Have you ever wondered how music, software, and other digital media are produced and distributed to the masses? The answer is a process known as CD Replication. Read on to learn more about what this process entails and why it’s so important for the production of digital media.
Introduction to CD Replication
If you’re new to the world of CD manufacturing, replication may seem like a daunting process. But don’t worry – we’re here to help! In this article, we’ll give you a crash course in CD replication, explaining what it is, how it works, and what benefits it can offer your project.

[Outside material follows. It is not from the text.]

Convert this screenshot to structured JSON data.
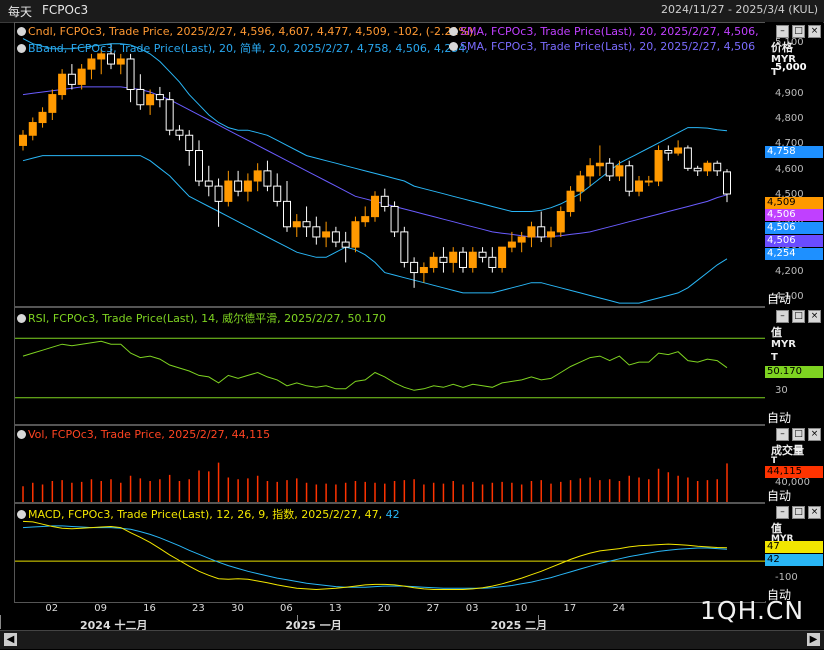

So, what is CD replication? Put simply, it’s the process of making copies of a pre-recorded CD. Unlike DVD or Blu-ray replication, which involves stamping data onto a blank disc, CD replication uses a glass master disc to create identical copies.

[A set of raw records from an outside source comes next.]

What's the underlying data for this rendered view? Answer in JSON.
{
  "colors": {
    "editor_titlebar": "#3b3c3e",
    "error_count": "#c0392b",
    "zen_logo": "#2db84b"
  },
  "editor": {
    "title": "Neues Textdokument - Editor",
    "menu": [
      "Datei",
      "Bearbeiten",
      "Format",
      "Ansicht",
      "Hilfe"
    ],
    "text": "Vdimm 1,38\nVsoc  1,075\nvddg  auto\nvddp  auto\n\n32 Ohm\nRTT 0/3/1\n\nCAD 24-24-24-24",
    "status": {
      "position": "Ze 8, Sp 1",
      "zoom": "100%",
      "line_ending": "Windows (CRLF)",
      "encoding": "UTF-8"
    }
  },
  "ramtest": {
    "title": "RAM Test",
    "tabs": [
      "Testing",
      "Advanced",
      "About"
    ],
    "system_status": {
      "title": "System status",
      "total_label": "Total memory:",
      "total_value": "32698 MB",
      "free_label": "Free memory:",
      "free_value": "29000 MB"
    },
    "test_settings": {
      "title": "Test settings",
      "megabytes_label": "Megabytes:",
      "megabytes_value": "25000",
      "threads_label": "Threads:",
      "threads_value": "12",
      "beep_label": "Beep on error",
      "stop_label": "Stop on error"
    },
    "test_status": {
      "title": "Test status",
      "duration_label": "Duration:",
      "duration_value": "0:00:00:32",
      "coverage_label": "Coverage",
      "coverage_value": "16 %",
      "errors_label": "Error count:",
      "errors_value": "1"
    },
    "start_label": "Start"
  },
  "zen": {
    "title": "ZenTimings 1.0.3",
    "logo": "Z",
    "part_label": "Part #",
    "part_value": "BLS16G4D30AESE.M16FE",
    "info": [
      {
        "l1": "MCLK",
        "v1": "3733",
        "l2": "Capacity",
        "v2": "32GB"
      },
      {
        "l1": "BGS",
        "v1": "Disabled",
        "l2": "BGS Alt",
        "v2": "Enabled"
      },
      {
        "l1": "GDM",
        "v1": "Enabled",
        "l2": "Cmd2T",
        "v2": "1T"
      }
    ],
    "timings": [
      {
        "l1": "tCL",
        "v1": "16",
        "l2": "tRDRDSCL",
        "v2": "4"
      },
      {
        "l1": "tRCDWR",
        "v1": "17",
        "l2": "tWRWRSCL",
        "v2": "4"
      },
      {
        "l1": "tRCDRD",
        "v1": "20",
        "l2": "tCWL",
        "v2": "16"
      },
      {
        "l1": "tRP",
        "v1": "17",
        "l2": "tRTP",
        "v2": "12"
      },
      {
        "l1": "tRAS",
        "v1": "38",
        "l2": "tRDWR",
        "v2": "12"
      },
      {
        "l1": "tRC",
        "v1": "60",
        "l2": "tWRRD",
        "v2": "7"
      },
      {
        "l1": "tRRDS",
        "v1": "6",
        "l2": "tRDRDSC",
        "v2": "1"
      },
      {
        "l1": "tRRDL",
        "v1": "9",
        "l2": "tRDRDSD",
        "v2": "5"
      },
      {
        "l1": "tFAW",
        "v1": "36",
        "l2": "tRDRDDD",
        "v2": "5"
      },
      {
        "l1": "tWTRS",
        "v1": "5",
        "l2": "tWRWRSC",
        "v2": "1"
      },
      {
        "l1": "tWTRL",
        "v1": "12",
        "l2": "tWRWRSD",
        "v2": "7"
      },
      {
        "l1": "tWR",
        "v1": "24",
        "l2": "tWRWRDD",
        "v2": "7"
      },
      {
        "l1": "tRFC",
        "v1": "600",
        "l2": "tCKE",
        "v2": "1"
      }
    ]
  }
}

The glass master disc is created from the original source material (usually a DDP file), and is used to stamp data onto blank CDs. This process is known as ‘stamping’, and results in discs that are indistinguishable from the original.
Once the glass master has been created, the next step is to produce the discs themselves. This is done by loading blank CDs into a ‘replicated ‘, which uses the glass master to create perfect copies. The entire process usually takes around 10 days from start to finish.
So there you have it – a quick introduction to CD replication! If you’re looking for high-quality copies of your pre-recorded CDs, this is definitely the way to go.
Benefits of CD Replication
There are many benefits of CD replication, which is why this method of CD manufacturing is so popular. Some of the main benefits include:
– Cost-effective: CD replication is a very cost-effective way to manufacture CDs, especially when compared to methods like glass mastering.
– Quick turnaround times: With CD replication, you can generally expect your CDs to be ready within a few days, which is much faster than other methods like glass mastering.
– Scalability: With CD replication, it’s easy to scale up or down your production as needed, which is perfect for businesses that need to be able to adjust their production levels quickly.
Different Types of CD Replications
There are three different types of CD Replication:
- Disc Duplication: This is the most common type of CD Replication and is often used for small runs of CDs (usually less than 500 copies). Disc Duplication uses a process called ‘burning’ to copy the data from a master disc onto multiple blank discs.
- Hybrid Disc Duplication: This type of CD Replication is similar to Disc Duplication, but it also includes printing on the face of the discs. Hybrid Disc Duplication is often used for larger runs of CDs (usually more than 500 copies).
- Glass Mastering: This is the highest quality type of CD Replication and is used for very large runs of CDs (usually more than 1000 copies). Glass Mastering creates a ‘glass master’ which is used to create the mold for the replicated discs.
How Does the Process Work?
When you place an order for CD replication, the manufacturer will create a glass master disc from your provided source material. The glass master is used to make a negative mold, also called a stamper. From the stamper, the CDs are injection molded and then trimmed to their finished size.
The data on the CD is encoded in the “pits” and “lands” on the surface of the disc. The pits are read by the laser in a CD player or computer drive, which convert them into digital data that can be played back as audio or video.
To create the pits and lands, a physical template of the data (the glass master) is used to imprint the data onto a stamper. The stamper is a negative copy of the glass master, with raised and lowered areas that correspond to the pits and lands on the original disc.
The stamper is then used to injection-mold discs from polycarbonate plastic. Injection molding fills small cavities in the mold with molten plastic, which cools and solidifies into CD-shaped discs. After cooling, each disc is ejected from the mold and trimmed of any excess plastic around its edge.
The last step in CD replication is applying a label to the top surface of each disc. For this step, either screen printing or offset printing can be used. Screen printing involves pressing ink through a stencil onto the surface of the disc, while offset printing is the same process used for paper printing.
Once all the processes are complete, the discs are bundled and shipped to the customer.
Alternatives to CD Replication
There are a few alternatives to CD replication that you may want to consider for your next project. One option is DVD replication, which offers a higher storage capacity and can be played on most DVD players. Blu-ray replication is another option that offers even more storage capacity and can be played on Blu-ray players. If you need a large quantity of discs, you may want to consider duplicating your CDs instead of replicating them. Duplication is a faster and more cost-effective process for small runs of discs.
CD replication services are a great way to produce professional-grade physical copies of your digital music or data. By understanding the different components and processes involved, you’ll be able to make an informed decision about which CD manufacturing service is the best for your needs. Whether you’re looking to replicate a few discs for personal use or thousands for commercial distribution, there’s sure to be a CD Replication Service that fits your budget and timeline. With modern technology advancements, it’s easier than ever before to get high-quality results when creating CDs at home or professionally with a reputable manufacturer.